AB - The North American beaver (Castor Canadensis) was introduced into Isla Grande de Tierra del Fuego, Argentina in 1946 as a potential source of wild fur. The species showed high growth potential, reaching close to 100,000 individuals from an original founding stock of 25 females and 25 males. Beavers adapted rapidly to their new environment and became invasive, providing an excellent model of successful adaptation of introduced populations to a new habitat. In this study, we used polymorphic mitochondrial (mt) DNA to evaluate genetic variation in the introduced beaver population from Tierra del Fuego. Nucleotide variation in partial sequences of Cytochrome b (500 bp) and 12S rRNA (421 bp) genes and the main non-coding D-loop region (521 bp) were analyzed. Our study allowed to identify 10 different mtDNA lineages in the invasive population, none of them shared among the source populations. The pattern observed is a consequence of cessation of gene flow following expansion of the founding beaver population since the time of its introduction. This approach contributes to the understanding of effects of genetic changes on survival ability and reproductive success of invasive species. It also has important management implications to invasive species.

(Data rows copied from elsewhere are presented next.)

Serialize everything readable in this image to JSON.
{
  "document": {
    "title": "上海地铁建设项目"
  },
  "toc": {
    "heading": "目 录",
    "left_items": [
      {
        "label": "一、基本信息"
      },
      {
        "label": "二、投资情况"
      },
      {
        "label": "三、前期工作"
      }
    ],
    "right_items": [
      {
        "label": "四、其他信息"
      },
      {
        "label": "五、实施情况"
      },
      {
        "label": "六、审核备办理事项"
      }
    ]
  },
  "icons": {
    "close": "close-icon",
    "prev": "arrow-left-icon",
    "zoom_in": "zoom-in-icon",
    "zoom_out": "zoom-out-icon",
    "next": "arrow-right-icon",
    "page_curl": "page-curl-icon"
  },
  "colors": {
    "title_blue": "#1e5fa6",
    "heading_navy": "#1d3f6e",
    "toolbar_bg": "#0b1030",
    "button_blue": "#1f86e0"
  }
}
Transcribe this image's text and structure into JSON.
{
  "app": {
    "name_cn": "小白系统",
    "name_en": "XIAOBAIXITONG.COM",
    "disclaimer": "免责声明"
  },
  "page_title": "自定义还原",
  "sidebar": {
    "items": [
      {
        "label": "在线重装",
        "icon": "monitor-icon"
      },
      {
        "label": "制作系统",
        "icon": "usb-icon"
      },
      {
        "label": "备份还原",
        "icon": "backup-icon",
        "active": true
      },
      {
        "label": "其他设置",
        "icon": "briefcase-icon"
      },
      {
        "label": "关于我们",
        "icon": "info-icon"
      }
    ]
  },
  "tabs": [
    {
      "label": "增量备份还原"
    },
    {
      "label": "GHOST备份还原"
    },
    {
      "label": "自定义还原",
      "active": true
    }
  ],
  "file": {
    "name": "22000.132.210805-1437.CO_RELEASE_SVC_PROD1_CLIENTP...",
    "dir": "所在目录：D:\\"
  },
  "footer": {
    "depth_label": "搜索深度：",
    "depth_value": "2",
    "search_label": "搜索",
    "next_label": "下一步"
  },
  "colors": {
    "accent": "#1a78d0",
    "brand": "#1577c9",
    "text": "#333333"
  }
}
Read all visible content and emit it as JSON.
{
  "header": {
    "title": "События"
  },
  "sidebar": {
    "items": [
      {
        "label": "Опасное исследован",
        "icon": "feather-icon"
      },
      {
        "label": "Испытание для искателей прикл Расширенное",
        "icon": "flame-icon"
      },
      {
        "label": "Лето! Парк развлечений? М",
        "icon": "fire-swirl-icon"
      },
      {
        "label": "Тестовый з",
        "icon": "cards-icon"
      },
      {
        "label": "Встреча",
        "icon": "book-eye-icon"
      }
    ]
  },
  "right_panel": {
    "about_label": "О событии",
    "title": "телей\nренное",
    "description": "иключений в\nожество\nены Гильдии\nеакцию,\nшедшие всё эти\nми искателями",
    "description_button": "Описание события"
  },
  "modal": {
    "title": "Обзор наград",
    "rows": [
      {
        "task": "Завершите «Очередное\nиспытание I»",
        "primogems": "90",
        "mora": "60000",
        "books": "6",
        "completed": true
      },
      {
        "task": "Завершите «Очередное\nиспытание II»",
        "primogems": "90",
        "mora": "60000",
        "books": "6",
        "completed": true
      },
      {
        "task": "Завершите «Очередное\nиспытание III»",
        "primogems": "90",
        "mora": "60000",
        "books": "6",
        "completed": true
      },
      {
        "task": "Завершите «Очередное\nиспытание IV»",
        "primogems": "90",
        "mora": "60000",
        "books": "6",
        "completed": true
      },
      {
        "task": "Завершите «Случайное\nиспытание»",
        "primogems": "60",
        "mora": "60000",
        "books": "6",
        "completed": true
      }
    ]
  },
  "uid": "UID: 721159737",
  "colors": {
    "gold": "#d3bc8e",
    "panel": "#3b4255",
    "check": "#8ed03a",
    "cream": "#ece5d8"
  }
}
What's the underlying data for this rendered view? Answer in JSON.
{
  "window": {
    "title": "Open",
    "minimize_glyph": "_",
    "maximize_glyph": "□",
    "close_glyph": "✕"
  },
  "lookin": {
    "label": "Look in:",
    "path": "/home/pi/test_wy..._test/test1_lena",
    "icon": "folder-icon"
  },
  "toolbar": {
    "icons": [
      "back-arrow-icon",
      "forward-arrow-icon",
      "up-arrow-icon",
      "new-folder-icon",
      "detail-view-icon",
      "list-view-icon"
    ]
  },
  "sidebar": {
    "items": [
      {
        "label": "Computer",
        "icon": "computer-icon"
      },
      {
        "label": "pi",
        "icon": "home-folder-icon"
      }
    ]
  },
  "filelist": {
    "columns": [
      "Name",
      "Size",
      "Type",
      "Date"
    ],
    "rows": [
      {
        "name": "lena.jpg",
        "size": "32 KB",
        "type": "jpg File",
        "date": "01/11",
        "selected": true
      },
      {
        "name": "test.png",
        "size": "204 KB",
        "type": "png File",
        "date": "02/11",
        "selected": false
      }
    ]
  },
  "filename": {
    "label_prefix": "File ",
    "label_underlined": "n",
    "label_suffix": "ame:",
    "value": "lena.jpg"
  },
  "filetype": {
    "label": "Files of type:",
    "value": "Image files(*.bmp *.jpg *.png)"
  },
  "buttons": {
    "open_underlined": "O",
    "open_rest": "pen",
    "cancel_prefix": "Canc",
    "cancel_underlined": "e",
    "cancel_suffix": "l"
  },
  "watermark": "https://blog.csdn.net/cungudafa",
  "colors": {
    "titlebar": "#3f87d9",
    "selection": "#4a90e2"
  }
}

KW - 12S rRNA

KW - Castor Canadensis

KW - Control region

KW - Cytochrome b

KW - D-loop

KW - Genetic variation

KW - Haplotype

KW - Invasive population

KW - Mitochondrial marker

KW - Tierra del Fuego

UR - http://www.scopus.com/inward/record.url?scp=44049098059&partnerID=8YFLogxK

UR - http://www.scopus.com/inward/citedby.url?scp=44049098059&partnerID=8YFLogxK

U2 - 10.1007/s10530-007-9161-6

DO - 10.1007/s10530-007-9161-6

M3 - Article

AN - SCOPUS:44049098059

VL - 10

SP - 673

EP - 683

JO - Biological Invasions

JF - Biological Invasions

SN - 1387-3547

IS - 5

ER -